═════ INPUT DATA

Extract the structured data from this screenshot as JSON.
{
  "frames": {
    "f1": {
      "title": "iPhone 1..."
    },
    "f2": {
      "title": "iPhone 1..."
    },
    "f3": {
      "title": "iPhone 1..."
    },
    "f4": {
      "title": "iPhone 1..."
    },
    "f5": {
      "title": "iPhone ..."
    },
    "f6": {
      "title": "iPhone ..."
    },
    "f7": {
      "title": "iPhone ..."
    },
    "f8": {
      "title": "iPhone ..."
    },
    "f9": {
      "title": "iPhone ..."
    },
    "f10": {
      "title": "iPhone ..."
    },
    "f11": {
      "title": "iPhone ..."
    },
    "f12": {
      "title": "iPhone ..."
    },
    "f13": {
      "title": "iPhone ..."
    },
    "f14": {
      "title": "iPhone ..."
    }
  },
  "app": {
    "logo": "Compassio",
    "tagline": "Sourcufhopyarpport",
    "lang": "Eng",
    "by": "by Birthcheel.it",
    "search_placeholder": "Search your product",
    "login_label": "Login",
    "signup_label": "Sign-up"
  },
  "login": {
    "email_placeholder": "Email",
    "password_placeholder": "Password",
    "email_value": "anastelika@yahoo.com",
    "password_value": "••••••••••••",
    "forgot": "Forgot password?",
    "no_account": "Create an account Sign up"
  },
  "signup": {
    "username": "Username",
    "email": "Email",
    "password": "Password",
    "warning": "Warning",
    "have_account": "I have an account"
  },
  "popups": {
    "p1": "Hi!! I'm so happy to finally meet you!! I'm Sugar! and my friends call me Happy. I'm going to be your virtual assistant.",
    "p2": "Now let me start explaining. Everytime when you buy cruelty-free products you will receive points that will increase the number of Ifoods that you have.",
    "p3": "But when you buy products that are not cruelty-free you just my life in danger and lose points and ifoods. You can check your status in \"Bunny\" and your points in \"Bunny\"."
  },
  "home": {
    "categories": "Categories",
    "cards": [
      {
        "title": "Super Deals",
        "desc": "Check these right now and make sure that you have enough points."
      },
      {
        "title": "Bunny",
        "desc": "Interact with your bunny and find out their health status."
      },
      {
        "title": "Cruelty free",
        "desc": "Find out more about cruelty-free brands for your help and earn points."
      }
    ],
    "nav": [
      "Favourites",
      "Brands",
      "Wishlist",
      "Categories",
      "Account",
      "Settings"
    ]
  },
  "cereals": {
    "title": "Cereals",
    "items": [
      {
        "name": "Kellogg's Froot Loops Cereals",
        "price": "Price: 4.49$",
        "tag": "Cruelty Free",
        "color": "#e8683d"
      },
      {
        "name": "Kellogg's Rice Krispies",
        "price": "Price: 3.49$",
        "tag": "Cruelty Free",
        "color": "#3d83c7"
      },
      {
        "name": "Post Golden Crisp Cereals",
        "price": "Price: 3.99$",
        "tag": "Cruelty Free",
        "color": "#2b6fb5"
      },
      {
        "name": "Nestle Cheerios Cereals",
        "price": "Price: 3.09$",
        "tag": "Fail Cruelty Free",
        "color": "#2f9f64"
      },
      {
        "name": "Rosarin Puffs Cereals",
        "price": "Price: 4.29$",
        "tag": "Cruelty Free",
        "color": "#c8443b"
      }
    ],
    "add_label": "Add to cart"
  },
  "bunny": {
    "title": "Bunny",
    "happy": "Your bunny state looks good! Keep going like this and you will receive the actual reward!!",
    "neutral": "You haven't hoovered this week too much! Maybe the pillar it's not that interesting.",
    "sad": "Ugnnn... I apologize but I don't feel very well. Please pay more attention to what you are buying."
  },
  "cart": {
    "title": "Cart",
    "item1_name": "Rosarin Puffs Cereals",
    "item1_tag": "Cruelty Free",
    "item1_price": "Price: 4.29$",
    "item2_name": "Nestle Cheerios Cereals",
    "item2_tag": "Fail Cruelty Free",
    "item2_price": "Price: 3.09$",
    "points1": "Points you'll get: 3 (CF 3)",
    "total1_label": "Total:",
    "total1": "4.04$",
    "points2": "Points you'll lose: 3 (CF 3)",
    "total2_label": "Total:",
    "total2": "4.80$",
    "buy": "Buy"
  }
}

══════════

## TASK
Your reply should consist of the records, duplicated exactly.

## TASK RESPONSE
Extract the structured data from this screenshot as JSON.
{
  "frames": {
    "f1": {
      "title": "iPhone 1..."
    },
    "f2": {
      "title": "iPhone 1..."
    },
    "f3": {
      "title": "iPhone 1..."
    },
    "f4": {
      "title": "iPhone 1..."
    },
    "f5": {
      "title": "iPhone ..."
    },
    "f6": {
      "title": "iPhone ..."
    },
    "f7": {
      "title": "iPhone ..."
    },
    "f8": {
      "title": "iPhone ..."
    },
    "f9": {
      "title": "iPhone ..."
    },
    "f10": {
      "title": "iPhone ..."
    },
    "f11": {
      "title": "iPhone ..."
    },
    "f12": {
      "title": "iPhone ..."
    },
    "f13": {
      "title": "iPhone ..."
    },
    "f14": {
      "title": "iPhone ..."
    }
  },
  "app": {
    "logo": "Compassio",
    "tagline": "Sourcufhopyarpport",
    "lang": "Eng",
    "by": "by Birthcheel.it",
    "search_placeholder": "Search your product",
    "login_label": "Login",
    "signup_label": "Sign-up"
  },
  "login": {
    "email_placeholder": "Email",
    "password_placeholder": "Password",
    "email_value": "anastelika@yahoo.com",
    "password_value": "••••••••••••",
    "forgot": "Forgot password?",
    "no_account": "Create an account Sign up"
  },
  "signup": {
    "username": "Username",
    "email": "Email",
    "password": "Password",
    "warning": "Warning",
    "have_account": "I have an account"
  },
  "popups": {
    "p1": "Hi!! I'm so happy to finally meet you!! I'm Sugar! and my friends call me Happy. I'm going to be your virtual assistant.",
    "p2": "Now let me start explaining. Everytime when you buy cruelty-free products you will receive points that will increase the number of Ifoods that you have.",
    "p3": "But when you buy products that are not cruelty-free you just my life in danger and lose points and ifoods. You can check your status in \"Bunny\" and your points in \"Bunny\"."
  },
  "home": {
    "categories": "Categories",
    "cards": [
      {
        "title": "Super Deals",
        "desc": "Check these right now and make sure that you have enough points."
      },
      {
        "title": "Bunny",
        "desc": "Interact with your bunny and find out their health status."
      },
      {
        "title": "Cruelty free",
        "desc": "Find out more about cruelty-free brands for your help and earn points."
      }
    ],
    "nav": [
      "Favourites",
      "Brands",
      "Wishlist",
      "Categories",
      "Account",
      "Settings"
    ]
  },
  "cereals": {
    "title": "Cereals",
    "items": [
      {
        "name": "Kellogg's Froot Loops Cereals",
        "price": "Price: 4.49$",
        "tag": "Cruelty Free",
        "color": "#e8683d"
      },
      {
        "name": "Kellogg's Rice Krispies",
        "price": "Price: 3.49$",
        "tag": "Cruelty Free",
        "color": "#3d83c7"
      },
      {
        "name": "Post Golden Crisp Cereals",
        "price": "Price: 3.99$",
        "tag": "Cruelty Free",
        "color": "#2b6fb5"
      },
      {
        "name": "Nestle Cheerios Cereals",
        "price": "Price: 3.09$",
        "tag": "Fail Cruelty Free",
        "color": "#2f9f64"
      },
      {
        "name": "Rosarin Puffs Cereals",
        "price": "Price: 4.29$",
        "tag": "Cruelty Free",
        "color": "#c8443b"
      }
    ],
    "add_label": "Add to cart"
  },
  "bunny": {
    "title": "Bunny",
    "happy": "Your bunny state looks good! Keep going like this and you will receive the actual reward!!",
    "neutral": "You haven't hoovered this week too much! Maybe the pillar it's not that interesting.",
    "sad": "Ugnnn... I apologize but I don't feel very well. Please pay more attention to what you are buying."
  },
  "cart": {
    "title": "Cart",
    "item1_name": "Rosarin Puffs Cereals",
    "item1_tag": "Cruelty Free",
    "item1_price": "Price: 4.29$",
    "item2_name": "Nestle Cheerios Cereals",
    "item2_tag": "Fail Cruelty Free",
    "item2_price": "Price: 3.09$",
    "points1": "Points you'll get: 3 (CF 3)",
    "total1_label": "Total:",
    "total1": "4.04$",
    "points2": "Points you'll lose: 3 (CF 3)",
    "total2_label": "Total:",
    "total2": "4.80$",
    "buy": "Buy"
  }
}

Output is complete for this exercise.